Joint Injury—Recent (acute) joint injury should not be heated for the first 48 hours or until the swollen symptoms subside. Joints that are chronically hot and swollen may respond poorly to vigorous heating of any kind.

Implants—Metal pins, rods, artificial joints, or any other surgical implants generally reflect infrared waves and thus are not heated by this system. Nevertheless, you should consult your physician before using a sauna.

Pacemakers / Defibrillators—Please discuss with your doctor the possible risks this may cause.
In the rare event that you experience pain or discomfort, immediately discontinue sauna use.

If you are unsure about using an infrared sauna, always consult with your doctor or physician first.


We clean the saunas after each use with organic and natural based products.


We recommend at least upwards of twice a week. It can depend on your goal or condition and you can use it daily if you wish. We recommend starting with a 30 minute sauna, cooling off just for a bit, every 10 minutes. As you become a more seasoned sauna-ist, sessions can last up to 60 minutes.
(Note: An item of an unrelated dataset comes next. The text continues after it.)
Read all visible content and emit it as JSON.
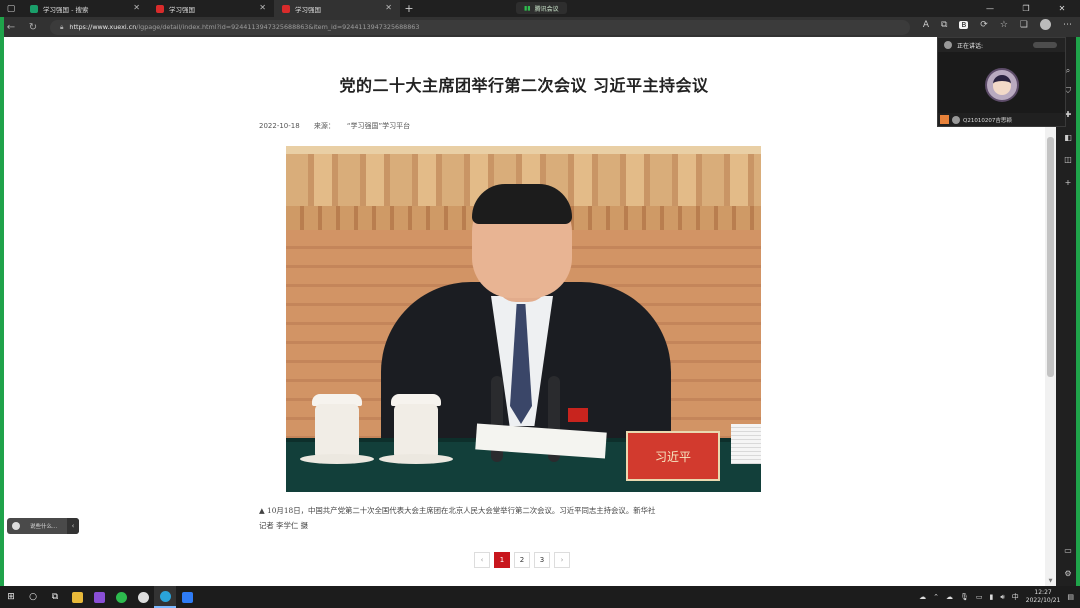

30 minute sauna: $25.00 (if you bring a guest, there is an extra charge of $5.00, or the guest can come for free, as long as they bring their own towel)

45 minutes: $30
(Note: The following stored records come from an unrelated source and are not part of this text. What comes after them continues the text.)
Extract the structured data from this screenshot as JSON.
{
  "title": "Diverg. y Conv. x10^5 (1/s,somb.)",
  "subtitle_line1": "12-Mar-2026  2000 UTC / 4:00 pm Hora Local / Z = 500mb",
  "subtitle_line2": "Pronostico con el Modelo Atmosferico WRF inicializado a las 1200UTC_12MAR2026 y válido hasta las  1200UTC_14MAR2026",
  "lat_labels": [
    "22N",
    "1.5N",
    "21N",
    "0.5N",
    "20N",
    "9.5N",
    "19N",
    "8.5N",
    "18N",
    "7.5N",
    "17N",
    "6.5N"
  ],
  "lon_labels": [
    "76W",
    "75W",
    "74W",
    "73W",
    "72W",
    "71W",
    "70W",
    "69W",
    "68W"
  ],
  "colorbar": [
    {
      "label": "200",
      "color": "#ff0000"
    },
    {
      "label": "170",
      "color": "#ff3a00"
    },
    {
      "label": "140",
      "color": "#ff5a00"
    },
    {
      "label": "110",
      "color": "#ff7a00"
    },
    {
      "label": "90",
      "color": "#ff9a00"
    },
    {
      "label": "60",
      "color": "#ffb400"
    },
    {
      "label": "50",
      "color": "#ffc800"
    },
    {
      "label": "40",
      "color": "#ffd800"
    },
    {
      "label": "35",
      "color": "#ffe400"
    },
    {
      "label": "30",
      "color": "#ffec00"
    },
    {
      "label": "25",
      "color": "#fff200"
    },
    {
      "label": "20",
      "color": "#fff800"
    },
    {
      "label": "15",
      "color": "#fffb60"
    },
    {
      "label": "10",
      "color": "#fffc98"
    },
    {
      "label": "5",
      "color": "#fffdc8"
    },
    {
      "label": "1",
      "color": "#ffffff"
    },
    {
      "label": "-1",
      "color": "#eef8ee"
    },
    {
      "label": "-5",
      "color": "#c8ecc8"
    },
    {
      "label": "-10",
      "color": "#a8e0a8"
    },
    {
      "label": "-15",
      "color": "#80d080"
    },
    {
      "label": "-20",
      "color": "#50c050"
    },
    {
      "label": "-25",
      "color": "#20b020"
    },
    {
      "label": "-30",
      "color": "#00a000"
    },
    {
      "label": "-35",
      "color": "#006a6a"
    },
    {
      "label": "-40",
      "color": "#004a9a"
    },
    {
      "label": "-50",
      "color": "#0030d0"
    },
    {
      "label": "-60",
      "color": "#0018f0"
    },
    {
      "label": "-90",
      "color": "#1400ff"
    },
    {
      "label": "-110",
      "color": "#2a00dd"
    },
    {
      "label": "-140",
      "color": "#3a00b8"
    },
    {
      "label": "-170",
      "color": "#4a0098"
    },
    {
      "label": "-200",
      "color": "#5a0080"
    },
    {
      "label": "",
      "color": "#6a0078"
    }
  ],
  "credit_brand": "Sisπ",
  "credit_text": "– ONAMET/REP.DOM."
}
60 minutes: $35

Purchase 10 visits, and receive a 10% savings.

Infrared Sauna References

1. Stephen J. Genuis, et al. (2016). Human Elimination of Organochlorine Pesticides: Blood, Urine, and Sweat Study. BioMed Research International, vol. 2016, Article ID 1624643, 10 pages.
2. Genuis, S.J.,et al. (2011). Blood, urine, and sweat (BUS) study: monitoring and elimination of bioaccumulated toxic elements. Arch Environ Contam Toxicol. 61: 344–357.
3. Genuis, Stephen J et al. (2012). Human excretion of bisphenol A: blood, urine, and sweat (BUS) study. Journal of environmental and public healthvol. 2012 (2012): 185731.
4. Rea, W.J. (2018). A large case-series of successful treatment of patients exposed to mold and mycotoxin. Clin Ther. 2018; 40: 889–893. W. Dean. Effect of Sweating. (1981). Journal of the American Medical Association. 246: 623.
5. W. Dean. Effect of Sweating. (1981). Journal of the American Medical Association. 246: 623.
7. Soszyński, Dariusz. (2003). The pathogenesis and adaptive value of fever. Postȩpy higieny i medycyny doświadczalnej. 57. 531-54.
8. Yoshimizu, Nakamachi Nobuhiro, M.D., Ph.D. The Fourth Treatment for Medical Refugees.
9. Multhoff, G. (2006) Heat Shock Proteins in Immunity. In: Starke K., Gaestel M. (eds) Molecular Chaperones in Health and Disease. Handbook of Experimental Pharmacology, vol 172. Springer, Berlin, Heidelberg.
10. E. Ernst, E. et al. (1990) Regular Sauna Bathing and the Incidence of Common Colds. Annals of Medicine, 22:4, 225-227.
11. W. Dean. Effect of Sweating. (1981). Journal of the American Medical Association. 246: 623.
12. Setor K. K., et al. (2018). Sauna bathing reduces the risk of stroke in Finnish men and women. Neurology. May 2018, 90 (22) e1937-e1944;
13. Laukkanen, Tanjaniina, et al. (April 2015). Association Between Sauna Bathing and Fatal Cardiovascular and All-Cause Mortality Events. JAMA Internal Medicine 175, no. 4: 542.
14. Flachsbart, F. et al. Association of FOXO3A variation with human longevity confirmed in German centenarians. Proceedings of the National Academy of Sciences. Feb 2009, pnas.0809594106.
15. Willcox, B et al. FOXO3A genotype is strongly associated with human longevity. Proceedings of the National Academy of Sciences. Sep 2008.
16. Tsai, W. >et al. (2008). Functional interaction between FOXO3a and ATM regulates DNA damage response. Nat Cell Biol 10, 460–467, 2008.
17. Masuda A, et al. (2205). The effects of repeated thermal therapy for patients with chronic pain. Psychotherapy and Psychosomatics. 2005 ;74(5):288-294.
18. Matsushita K, et al. (2008). Internal Medicine (Tokyo) Aug 15, 2008. The First Department of Internal Medicine, Kagoshima University Hospital, Kagoshima, Japan.
19. Lee, Ju Hee et al. (2006). “Effects of infrared radiation on skin photo-aging and pigmentation.” Yonsei Medical Journal vol. 47,4 2006: 485-90.
20. LLidija Kandolf-Sekulovic, et al. (2003). Immunomodulatory Effects of Low-Intensity Near-Infrared Laser Irradiation on Contact Hypersensitivity Reaction. Photodermatol Photoimmunol Photomed 2003; 19: pp 203–212, Blackwell Munksgaard.